Cheers
Kev.

Wouldn`t swap these for anything modern. 100% nostalgia. No power taps, no power loss-never let me down.



 

·
David H
Joined
·
3,903 Posts
I'm pretty sure slot car racing will remain viable for many years. It still appeals to children just as much as it ever did, which means that for every 100 children who try it, maybe a handful will remain with the hobby into their adulthood.

Space at home is no more or less of a problem now than it has ever been, so whilst digital may seem to be long sought answer to the space issue, I disagree with Mr Modifier that it will be the future of slot car racing. Digital is undoubtedly great fun, but its maintenance requires a level of skill that few youngsters have. Digital cars will break and will be too difficult and too expensive for the average youngster to diagnose and repair.

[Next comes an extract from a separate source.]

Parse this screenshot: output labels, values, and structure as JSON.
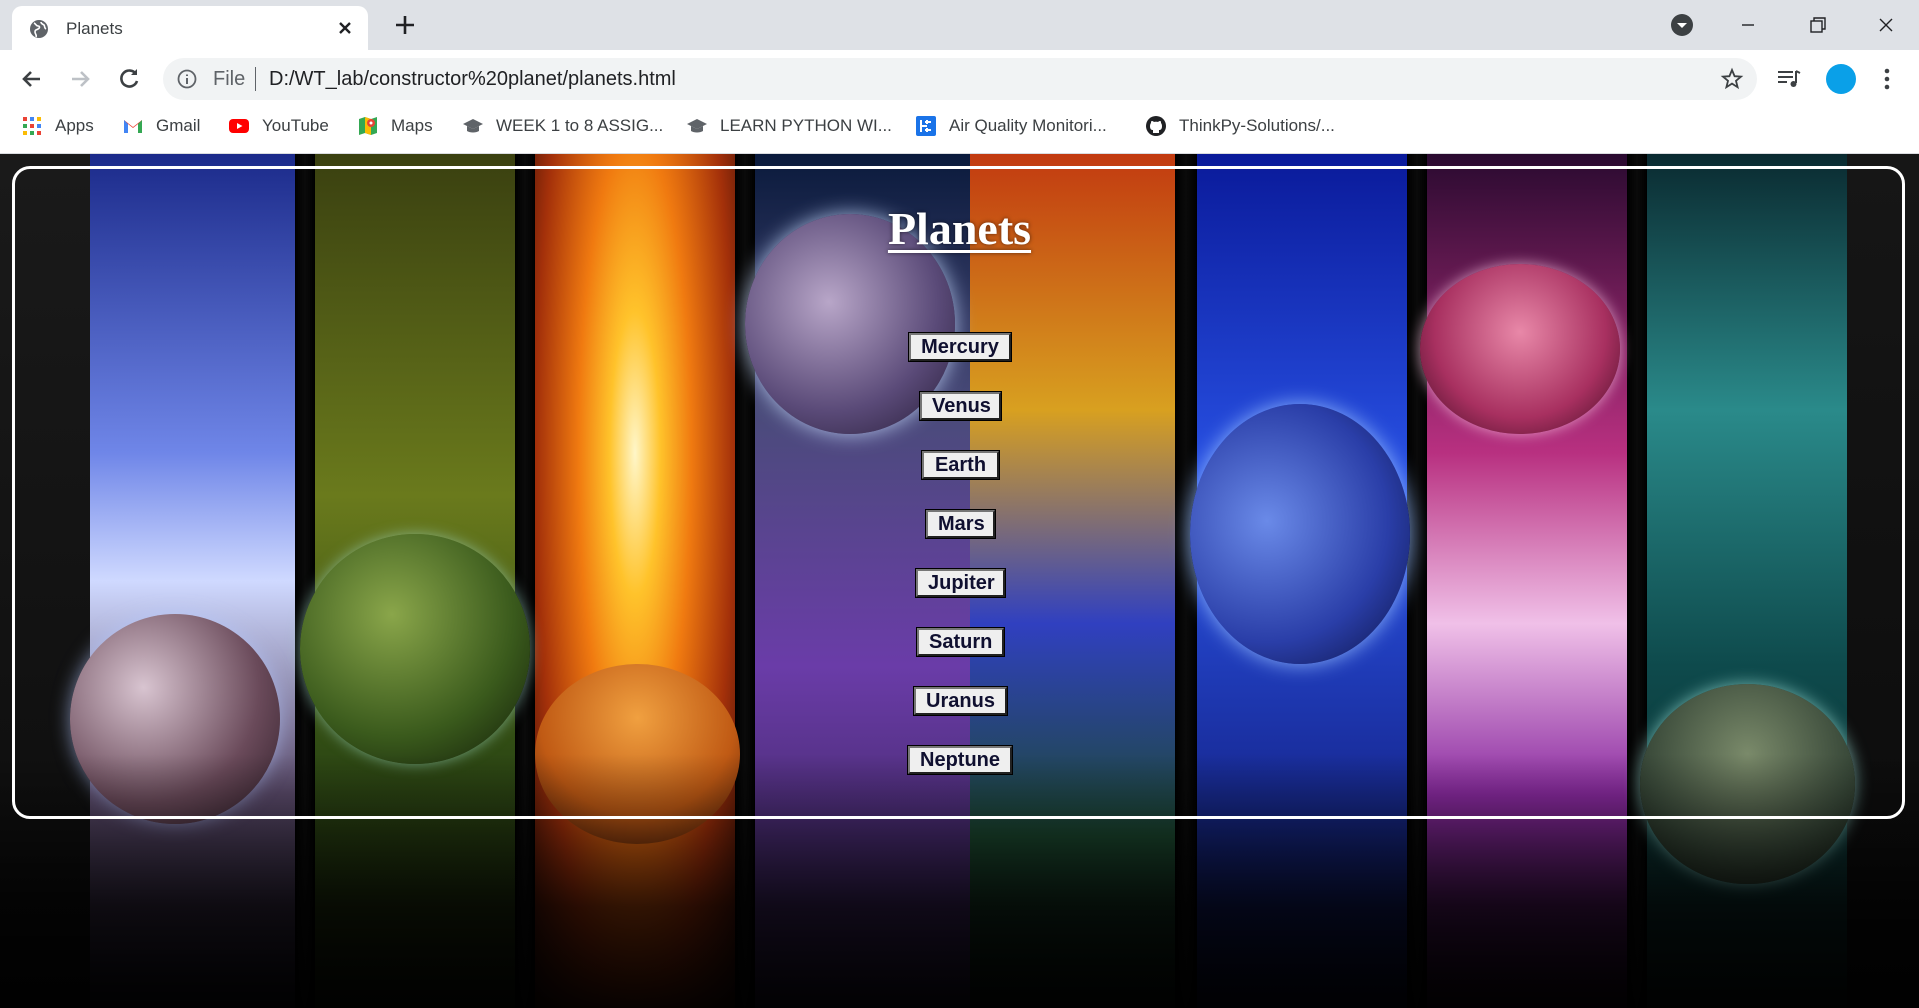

If you don't believe me, just take a look at the number of old analogue sets for sale with "broken" cars that have nothing more than a split pinion or knackered guide. If children (and their parents) can't fix those, what hope is there that they'll ever fix a digital car?

I do agree with Mr Modifier that this is not an expensive hobby. Anyone with regular contact with children and young adults will know how much they spend on clubbing, cinema, eating out, clothes and so on. If they get bitten by the bug, they'll easily find the money to continue and expand their interest in slot cars, whether that's by earning more or cutting expenditure elsewhere.

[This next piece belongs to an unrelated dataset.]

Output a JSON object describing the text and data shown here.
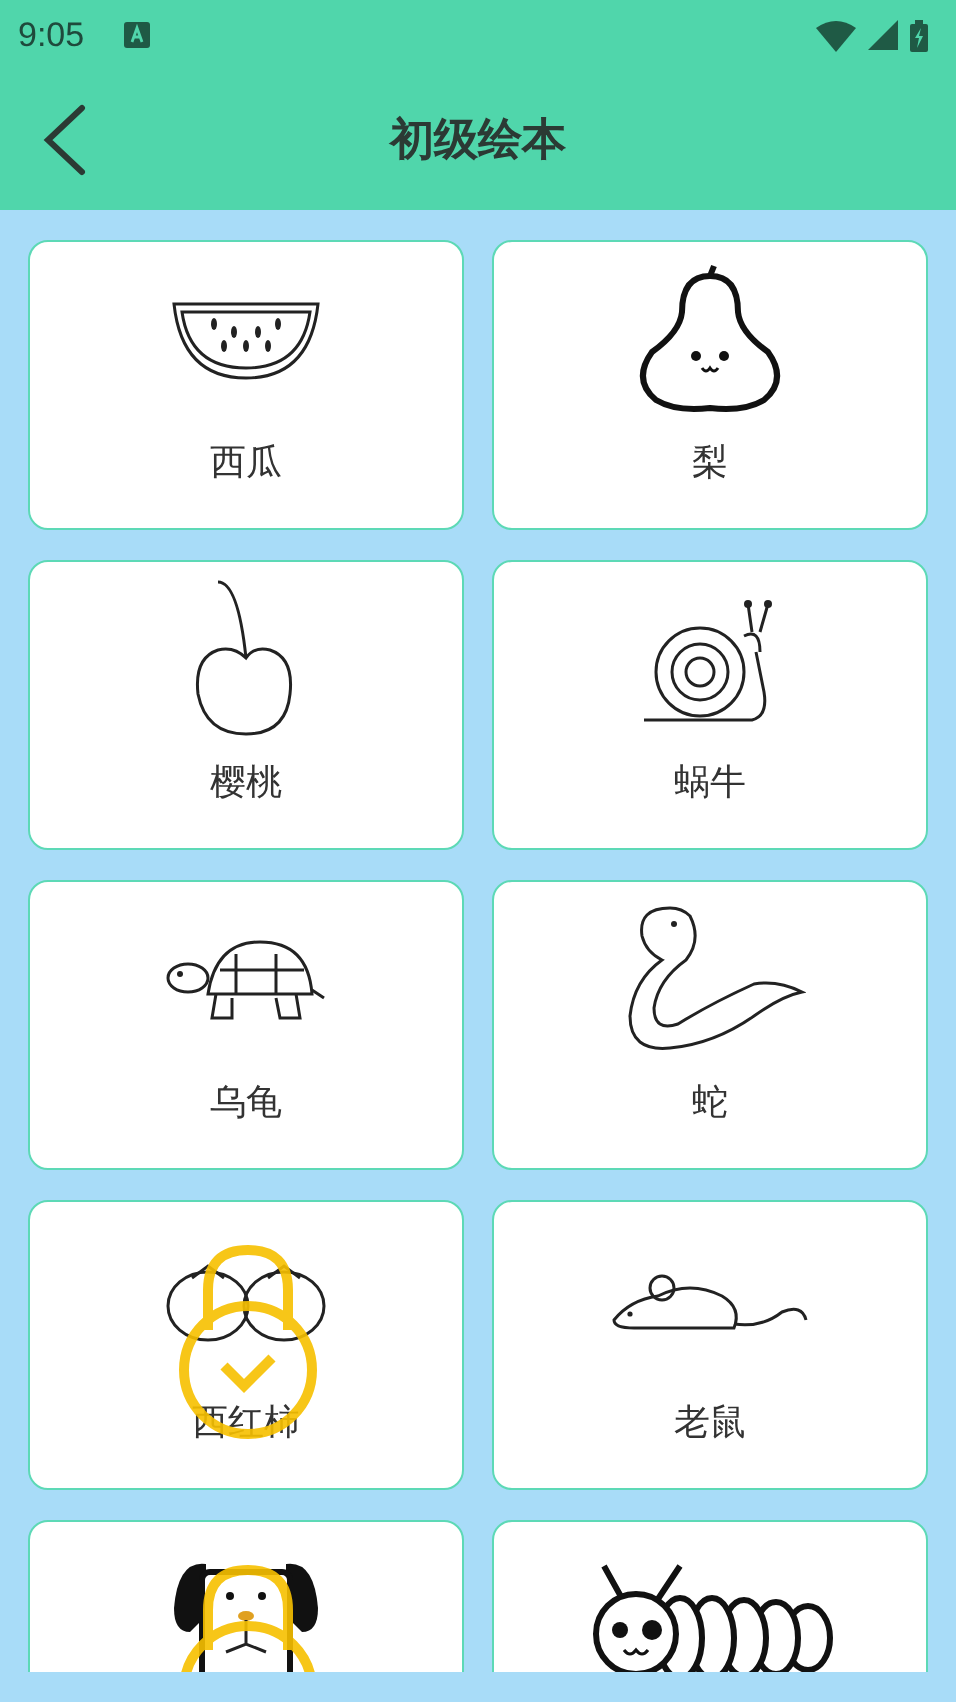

QUOTE (loosesalute @ 29 Sep 2012, 20:38) <{POST_SNAPBACK}>Wouldn`t swap these for anything modern. 100% nostalgia. No power taps, no power loss-never let me down.
That sums up perfectly my feeling about digital hardware's longevity: digital is great, but too fragile. For every person that it hooks, there will be a dozen more who view it as an expensive mistake.
 

·
Premium Member
Joined
·
8,228 Posts
& I think we`re all missing a point regarding the renewed popularity of 1/43 & HO scale slots Dopamine.
As modern dwellings become smaller these systems are becoming more often than not the route into the hobby.
Cheers
Kev.
 
1 - 20 of 62 Posts
Top